+++ The data +++
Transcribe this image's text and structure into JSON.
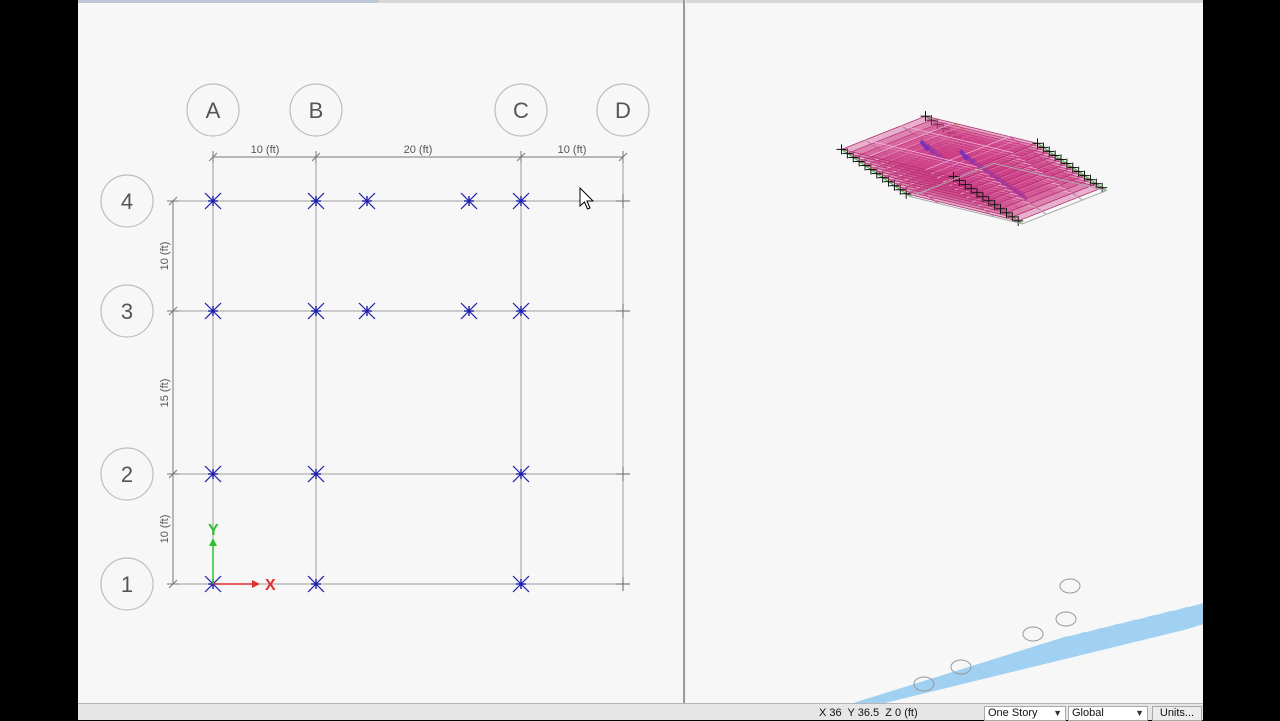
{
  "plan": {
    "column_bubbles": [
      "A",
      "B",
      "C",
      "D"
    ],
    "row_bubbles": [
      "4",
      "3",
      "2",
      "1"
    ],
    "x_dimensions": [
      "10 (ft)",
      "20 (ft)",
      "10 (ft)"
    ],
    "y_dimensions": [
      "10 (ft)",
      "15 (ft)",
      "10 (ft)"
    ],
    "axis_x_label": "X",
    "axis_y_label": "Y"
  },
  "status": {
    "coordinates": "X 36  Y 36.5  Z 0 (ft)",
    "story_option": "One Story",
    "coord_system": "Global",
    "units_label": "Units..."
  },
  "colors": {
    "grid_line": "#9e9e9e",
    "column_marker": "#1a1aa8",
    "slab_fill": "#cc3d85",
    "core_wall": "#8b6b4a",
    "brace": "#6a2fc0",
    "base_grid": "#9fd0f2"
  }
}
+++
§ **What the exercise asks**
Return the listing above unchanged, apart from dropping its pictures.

§ **Answer section**
Transcribe this image's text and structure into JSON.
{
  "plan": {
    "column_bubbles": [
      "A",
      "B",
      "C",
      "D"
    ],
    "row_bubbles": [
      "4",
      "3",
      "2",
      "1"
    ],
    "x_dimensions": [
      "10 (ft)",
      "20 (ft)",
      "10 (ft)"
    ],
    "y_dimensions": [
      "10 (ft)",
      "15 (ft)",
      "10 (ft)"
    ],
    "axis_x_label": "X",
    "axis_y_label": "Y"
  },
  "status": {
    "coordinates": "X 36  Y 36.5  Z 0 (ft)",
    "story_option": "One Story",
    "coord_system": "Global",
    "units_label": "Units..."
  },
  "colors": {
    "grid_line": "#9e9e9e",
    "column_marker": "#1a1aa8",
    "slab_fill": "#cc3d85",
    "core_wall": "#8b6b4a",
    "brace": "#6a2fc0",
    "base_grid": "#9fd0f2"
  }
}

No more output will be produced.